Some assembly is definitely required. The HeNe laser tube is used but guaranteed to be healthy and tested to be suitable for use in an axial Zeeman stabilized laser. The diagrams above show the hookup for powering the tube itself and the general scheme used for stabilization. Detailed instructions may be found by going to repairfaq. Of critical importance is that the tube be installed as shown in the diagram.

However, the beam may exit from either end depending on the particular tube that in the kit. The tube may light and appear to work even if installed backwards, but it is likely to fail quickly. For international buyers, the wall adapters will run on 100-240 VAC but will either have US plugs or no detachable cord. The Micro Measurement Display 1 (µMD1) is based on a Microchip chipKIT DP32 microprocessor development board or now, the functionally equivalent SG- µMD1 and provides most of the capabilities of an HP-5508A and more.

The firmware requires a PC with USB port running Windows XP or later and. Net 4.0 or later for the custom µMD1 application. The PC is NOT included but most systems (desktops, laptops, or netbooks) more recent than the Jurassic period should be satisfactory.

So dust off that old computer and put it to good use! The Graphical User Interface (GUI) provides real-time displacement and velocity measurements using common interferometer optics on up to three independent axes, as well as optional frequency analysis of the displacement data. ΜMD1 also supports straightness and angle measurements with appropriate optics and allows for their parameters to be entered if non-standard. Environmental compensation parameters (temperature, pressure, humidity) may be entered manually.

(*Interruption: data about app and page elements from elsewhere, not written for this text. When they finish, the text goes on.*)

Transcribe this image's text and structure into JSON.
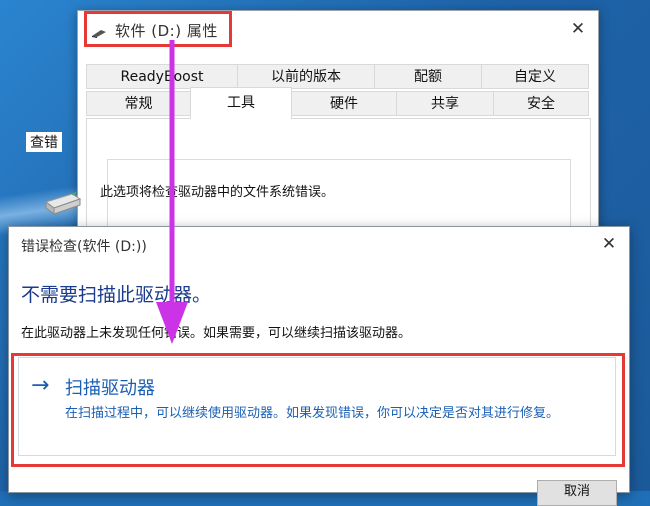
{
  "properties_window": {
    "title": "软件 (D:) 属性",
    "close_glyph": "✕",
    "tabs_row1": [
      "ReadyBoost",
      "以前的版本",
      "配额",
      "自定义"
    ],
    "tabs_row2": [
      "常规",
      "工具",
      "硬件",
      "共享",
      "安全"
    ],
    "active_tab": "工具",
    "group_label": "查错",
    "group_description": "此选项将检查驱动器中的文件系统错误。"
  },
  "error_check_dialog": {
    "title": "错误检查(软件 (D:))",
    "close_glyph": "✕",
    "heading": "不需要扫描此驱动器。",
    "message": "在此驱动器上未发现任何错误。如果需要，可以继续扫描该驱动器。",
    "scan_option": {
      "arrow_glyph": "→",
      "label": "扫描驱动器",
      "description": "在扫描过程中，可以继续使用驱动器。如果发现错误，你可以决定是否对其进行修复。"
    },
    "cancel_button": "取消"
  },
  "annotations": {
    "highlight_color": "#e53935",
    "arrow_color": "#cc33e6"
  }
}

See the photos for examples of the typical display. Other features include continuous monitoring of REF, MEAS, and DIFF frequencies; logging so that data can be exported to a data analysis application like Matlab or Excel; and Test Mode which has it's own function generator for simulated data which can be displayed and processed just like real data for verifying behavior or just checking out operation. And for custom applications, the GUI can be bypassed entirely with data input directly to your custom software. The chipKit or SG- µMD1 board runs from USB 5 VDC There is much more information in the official "µMD1 Installation and Operation Manual" Google will find it.

With a Linear Interferometer, the basic resolution using µMD1 with a typical two-frequency laser is under 70 nm for displacement with easily detectable changes of a few nm. A Plane Mirror Interferometer doubles the resolution. For reference, 1 nm is about the width of 8 hydrogen atoms sitting quietly side-by-side. Much more information on stabilized HeNe lasers may be found in the chapter: "Stabilized HeNe Lasers" of Sam's Laser FAQ.

If you have no idea what this is, you probably don't need one! The item "DIY Interferometer Displacement Measurement System Kit- Laser, Controller, Display" is in sale since Friday, June 15, 2018. This item is in the category "Business & Industrial\Electrical Equipment & Supplies\Other Electrical Equipment & Supplies".

The seller is "siliconsam" and is located in Bala Cynwyd, Pennsylvania. This item can be shipped worldwide.

  • Country/Region of Manufacture: United States
  • MPN: Does Not Apply
  • Brand: Unbranded/Generic


DIY Interferometer Displacement Measurement System Kit- Laser, Controller, Display   DIY Interferometer Displacement Measurement System Kit- Laser, Controller, Display